> PROBLEM REQUIREMENTS:
Exactly as written, set down every entry once more.

> PROVIDED MATERIAL:
• • •
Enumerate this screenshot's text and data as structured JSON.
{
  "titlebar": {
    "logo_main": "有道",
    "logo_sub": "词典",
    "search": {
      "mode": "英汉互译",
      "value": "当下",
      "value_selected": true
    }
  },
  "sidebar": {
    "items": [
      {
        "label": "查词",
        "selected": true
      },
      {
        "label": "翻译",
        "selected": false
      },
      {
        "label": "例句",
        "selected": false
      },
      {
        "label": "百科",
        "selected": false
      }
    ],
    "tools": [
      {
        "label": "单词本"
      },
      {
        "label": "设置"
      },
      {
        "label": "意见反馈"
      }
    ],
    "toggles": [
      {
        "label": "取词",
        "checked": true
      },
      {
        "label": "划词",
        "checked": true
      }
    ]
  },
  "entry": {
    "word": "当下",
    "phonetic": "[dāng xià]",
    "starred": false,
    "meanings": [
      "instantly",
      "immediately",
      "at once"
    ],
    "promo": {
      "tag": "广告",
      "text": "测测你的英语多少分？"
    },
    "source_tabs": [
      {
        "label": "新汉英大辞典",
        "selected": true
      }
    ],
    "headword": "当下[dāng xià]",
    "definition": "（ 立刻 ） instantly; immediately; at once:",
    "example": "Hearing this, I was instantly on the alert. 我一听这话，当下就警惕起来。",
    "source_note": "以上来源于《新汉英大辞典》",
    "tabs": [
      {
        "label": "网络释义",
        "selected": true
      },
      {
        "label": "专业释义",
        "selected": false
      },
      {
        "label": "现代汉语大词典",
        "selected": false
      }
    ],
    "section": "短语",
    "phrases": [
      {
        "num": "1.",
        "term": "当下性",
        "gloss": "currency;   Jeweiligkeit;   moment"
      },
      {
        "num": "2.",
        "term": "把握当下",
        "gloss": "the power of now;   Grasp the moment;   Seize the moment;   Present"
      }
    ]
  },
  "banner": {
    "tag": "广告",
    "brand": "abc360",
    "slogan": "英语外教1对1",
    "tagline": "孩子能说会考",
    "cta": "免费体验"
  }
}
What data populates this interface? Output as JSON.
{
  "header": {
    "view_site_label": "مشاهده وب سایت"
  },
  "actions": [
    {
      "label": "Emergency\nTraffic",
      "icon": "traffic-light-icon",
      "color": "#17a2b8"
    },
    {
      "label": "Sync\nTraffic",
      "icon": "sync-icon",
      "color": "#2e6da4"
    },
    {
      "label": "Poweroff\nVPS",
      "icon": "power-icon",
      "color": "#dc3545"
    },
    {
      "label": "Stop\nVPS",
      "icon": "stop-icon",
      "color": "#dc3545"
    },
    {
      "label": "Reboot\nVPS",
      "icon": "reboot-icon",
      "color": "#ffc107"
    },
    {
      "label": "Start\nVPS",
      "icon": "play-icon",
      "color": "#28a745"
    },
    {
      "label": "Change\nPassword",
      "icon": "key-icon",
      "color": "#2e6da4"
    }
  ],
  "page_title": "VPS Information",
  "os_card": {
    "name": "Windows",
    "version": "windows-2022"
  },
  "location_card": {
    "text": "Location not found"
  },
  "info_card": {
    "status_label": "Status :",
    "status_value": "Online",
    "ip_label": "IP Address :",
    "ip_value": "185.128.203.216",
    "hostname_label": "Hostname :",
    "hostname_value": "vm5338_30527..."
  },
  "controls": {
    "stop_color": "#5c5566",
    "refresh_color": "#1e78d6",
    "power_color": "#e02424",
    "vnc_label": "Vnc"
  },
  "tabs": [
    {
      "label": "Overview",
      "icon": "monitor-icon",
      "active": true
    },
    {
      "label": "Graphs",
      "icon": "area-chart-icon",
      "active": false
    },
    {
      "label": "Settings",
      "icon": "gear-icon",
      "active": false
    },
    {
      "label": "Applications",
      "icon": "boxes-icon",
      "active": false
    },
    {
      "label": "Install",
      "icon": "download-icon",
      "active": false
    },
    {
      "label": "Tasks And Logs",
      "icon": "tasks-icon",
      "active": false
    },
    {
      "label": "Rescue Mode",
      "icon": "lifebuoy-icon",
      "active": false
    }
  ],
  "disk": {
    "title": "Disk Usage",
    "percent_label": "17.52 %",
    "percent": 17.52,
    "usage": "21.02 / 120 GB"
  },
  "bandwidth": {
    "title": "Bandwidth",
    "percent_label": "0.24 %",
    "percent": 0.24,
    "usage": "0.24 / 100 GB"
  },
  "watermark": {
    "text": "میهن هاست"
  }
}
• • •
> FINISHED EXERCISE:
Enumerate this screenshot's text and data as structured JSON.
{
  "titlebar": {
    "logo_main": "有道",
    "logo_sub": "词典",
    "search": {
      "mode": "英汉互译",
      "value": "当下",
      "value_selected": true
    }
  },
  "sidebar": {
    "items": [
      {
        "label": "查词",
        "selected": true
      },
      {
        "label": "翻译",
        "selected": false
      },
      {
        "label": "例句",
        "selected": false
      },
      {
        "label": "百科",
        "selected": false
      }
    ],
    "tools": [
      {
        "label": "单词本"
      },
      {
        "label": "设置"
      },
      {
        "label": "意见反馈"
      }
    ],
    "toggles": [
      {
        "label": "取词",
        "checked": true
      },
      {
        "label": "划词",
        "checked": true
      }
    ]
  },
  "entry": {
    "word": "当下",
    "phonetic": "[dāng xià]",
    "starred": false,
    "meanings": [
      "instantly",
      "immediately",
      "at once"
    ],
    "promo": {
      "tag": "广告",
      "text": "测测你的英语多少分？"
    },
    "source_tabs": [
      {
        "label": "新汉英大辞典",
        "selected": true
      }
    ],
    "headword": "当下[dāng xià]",
    "definition": "（ 立刻 ） instantly; immediately; at once:",
    "example": "Hearing this, I was instantly on the alert. 我一听这话，当下就警惕起来。",
    "source_note": "以上来源于《新汉英大辞典》",
    "tabs": [
      {
        "label": "网络释义",
        "selected": true
      },
      {
        "label": "专业释义",
        "selected": false
      },
      {
        "label": "现代汉语大词典",
        "selected": false
      }
    ],
    "section": "短语",
    "phrases": [
      {
        "num": "1.",
        "term": "当下性",
        "gloss": "currency;   Jeweiligkeit;   moment"
      },
      {
        "num": "2.",
        "term": "把握当下",
        "gloss": "the power of now;   Grasp the moment;   Seize the moment;   Present"
      }
    ]
  },
  "banner": {
    "tag": "广告",
    "brand": "abc360",
    "slogan": "英语外教1对1",
    "tagline": "孩子能说会考",
    "cta": "免费体验"
  }
}
What data populates this interface? Output as JSON.
{
  "header": {
    "view_site_label": "مشاهده وب سایت"
  },
  "actions": [
    {
      "label": "Emergency\nTraffic",
      "icon": "traffic-light-icon",
      "color": "#17a2b8"
    },
    {
      "label": "Sync\nTraffic",
      "icon": "sync-icon",
      "color": "#2e6da4"
    },
    {
      "label": "Poweroff\nVPS",
      "icon": "power-icon",
      "color": "#dc3545"
    },
    {
      "label": "Stop\nVPS",
      "icon": "stop-icon",
      "color": "#dc3545"
    },
    {
      "label": "Reboot\nVPS",
      "icon": "reboot-icon",
      "color": "#ffc107"
    },
    {
      "label": "Start\nVPS",
      "icon": "play-icon",
      "color": "#28a745"
    },
    {
      "label": "Change\nPassword",
      "icon": "key-icon",
      "color": "#2e6da4"
    }
  ],
  "page_title": "VPS Information",
  "os_card": {
    "name": "Windows",
    "version": "windows-2022"
  },
  "location_card": {
    "text": "Location not found"
  },
  "info_card": {
    "status_label": "Status :",
    "status_value": "Online",
    "ip_label": "IP Address :",
    "ip_value": "185.128.203.216",
    "hostname_label": "Hostname :",
    "hostname_value": "vm5338_30527..."
  },
  "controls": {
    "stop_color": "#5c5566",
    "refresh_color": "#1e78d6",
    "power_color": "#e02424",
    "vnc_label": "Vnc"
  },
  "tabs": [
    {
      "label": "Overview",
      "icon": "monitor-icon",
      "active": true
    },
    {
      "label": "Graphs",
      "icon": "area-chart-icon",
      "active": false
    },
    {
      "label": "Settings",
      "icon": "gear-icon",
      "active": false
    },
    {
      "label": "Applications",
      "icon": "boxes-icon",
      "active": false
    },
    {
      "label": "Install",
      "icon": "download-icon",
      "active": false
    },
    {
      "label": "Tasks And Logs",
      "icon": "tasks-icon",
      "active": false
    },
    {
      "label": "Rescue Mode",
      "icon": "lifebuoy-icon",
      "active": false
    }
  ],
  "disk": {
    "title": "Disk Usage",
    "percent_label": "17.52 %",
    "percent": 17.52,
    "usage": "21.02 / 120 GB"
  },
  "bandwidth": {
    "title": "Bandwidth",
    "percent_label": "0.24 %",
    "percent": 0.24,
    "usage": "0.24 / 100 GB"
  },
  "watermark": {
    "text": "میهن هاست"
  }
}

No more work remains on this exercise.